All the boys assemble nervously outside the Box. Chuck explains to Thomas that the boys got used to the routine of new arrivals coming on a monthly basis, so this change seems scary to them. Chuck also explains that before he arrived in the Glade, some boys made long ropes from the ivy on the walls, pried open the Box doors, and sent a boy down the hole. When he was already deep in the hole, something swooshed by and cut the boy in half. Chuck says they keep the bones of the boy in the graveyard so that future Gladers will know not to try that again.
The boys’ nervousness shows how dependent they’ve become on the sense of order in the Glade. Any breach like this unexpected alarm causes panic, as if they’ve suddenly become awakened to the reality of their lives inside the giant Maze. The Gladers decision to keep the dead boy’s bones is a reminder that deviating from the routine can be fatal.
When the elevator arrives and the doors open, Newt looks inside and announces, “It’s a girl.” All the boys start to hoot and call dibs on her, but Newt cuts them off, saying that she looks like she may be dead. Newt and Alby use vines to lower themselves into the Box and bring the girl’s body out. Thomas notices that she is around sixteen years old, has dark hair and pale skin. He thinks she is beautiful but feels strange thinking that about a dead girl. After the boys get a look at her, they all leave to go back to work.
The phrase, “It’s a girl” is commonly associated with birth. Newt’s use of the phrase reaffirms that coming out of the Box is a metaphor for the moment of birth. By catcalling and calling dibs on the girl, the boys treat her like an object for their amusement and pleasure. They’re acting like stereotypical immature teenage boys, despite their atypical circumstances.

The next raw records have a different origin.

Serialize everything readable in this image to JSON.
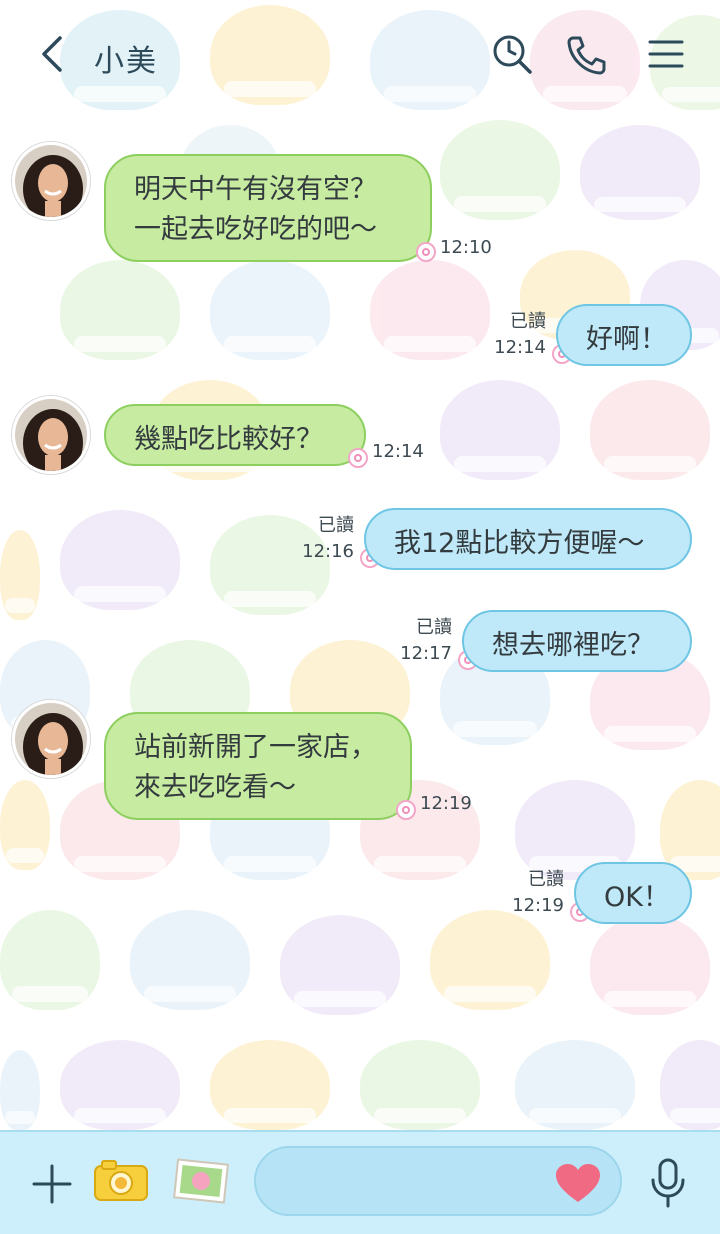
{
  "header": {
    "title": "小美",
    "icons": [
      "back-chevron-icon",
      "search-history-icon",
      "phone-icon",
      "menu-icon"
    ]
  },
  "messages": [
    {
      "side": "in",
      "text": "明天中午有沒有空？\n一起去吃好吃的吧～",
      "time": "12:10"
    },
    {
      "side": "out",
      "text": "好啊！",
      "read": "已讀",
      "time": "12:14"
    },
    {
      "side": "in",
      "text": "幾點吃比較好？",
      "time": "12:14"
    },
    {
      "side": "out",
      "text": "我12點比較方便喔～",
      "read": "已讀",
      "time": "12:16"
    },
    {
      "side": "out",
      "text": "想去哪裡吃？",
      "read": "已讀",
      "time": "12:17"
    },
    {
      "side": "in",
      "text": "站前新開了一家店，\n來去吃吃看～",
      "time": "12:19"
    },
    {
      "side": "out",
      "text": "OK！",
      "read": "已讀",
      "time": "12:19"
    }
  ],
  "bottom_bar": {
    "icons": [
      "plus-icon",
      "camera-icon",
      "photo-icon",
      "heart-icon",
      "microphone-icon"
    ],
    "input_value": ""
  },
  "colors": {
    "incoming_bubble": "#c7eba0",
    "outgoing_bubble": "#bfe9f8",
    "bottom_bar": "#cdeffb",
    "heart": "#f06a84"
  }
}
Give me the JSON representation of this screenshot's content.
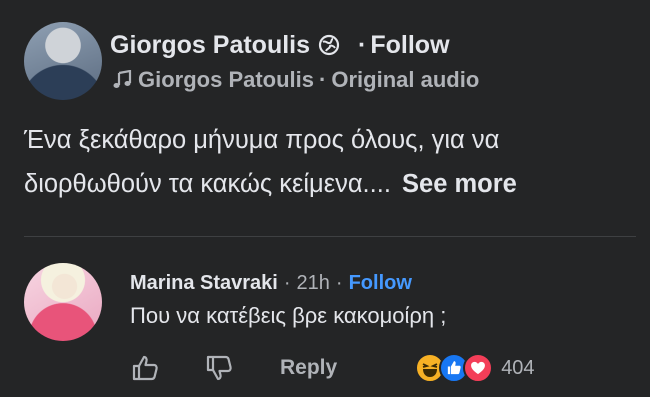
{
  "post": {
    "author_name": "Giorgos Patoulis",
    "separator": "·",
    "follow_label": "Follow",
    "audio_author": "Giorgos Patoulis",
    "audio_sep": "·",
    "audio_label": "Original audio",
    "caption": "Ένα ξεκάθαρο μήνυμα προς όλους, για να διορθωθούν τα κακώς κείμενα....",
    "see_more_label": "See more",
    "icons": [
      "globe-icon",
      "music-note-icon"
    ]
  },
  "comment": {
    "author": "Marina Stavraki",
    "separator": "·",
    "time": "21h",
    "follow_separator": "·",
    "follow_label": "Follow",
    "text": "Που να κατέβεις βρε κακομοίρη ;",
    "reply_label": "Reply",
    "reaction_count": "404",
    "reactions": [
      "haha",
      "like",
      "love"
    ]
  },
  "colors": {
    "background": "#242526",
    "text": "#e4e6eb",
    "secondary": "#b0b3b8",
    "link_blue": "#4599ff",
    "like_blue": "#1877f2",
    "love_red": "#f33e58",
    "haha_yellow": "#f7b125"
  }
}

Thomas is about to go with them when Newt and Alby ask him to stay and look at the girl to see if she looks familiar. Thomas responds that he has never seen her before. The girl suddenly sits straight up. In a hollow and haunted voice, she says, “Everything is going to change.” She then gives a note to Newt, which he reads aloud, “She’s the last one. Ever.” The chapter ends with the girl falling unconscious.
The girl’s arrival brings a sense of hope and renewal to the Glade. The old routine has only led to suffering and imprisonment, but the girl’s remark that “Everything is going to change” might signal a new approach to escaping the Maze.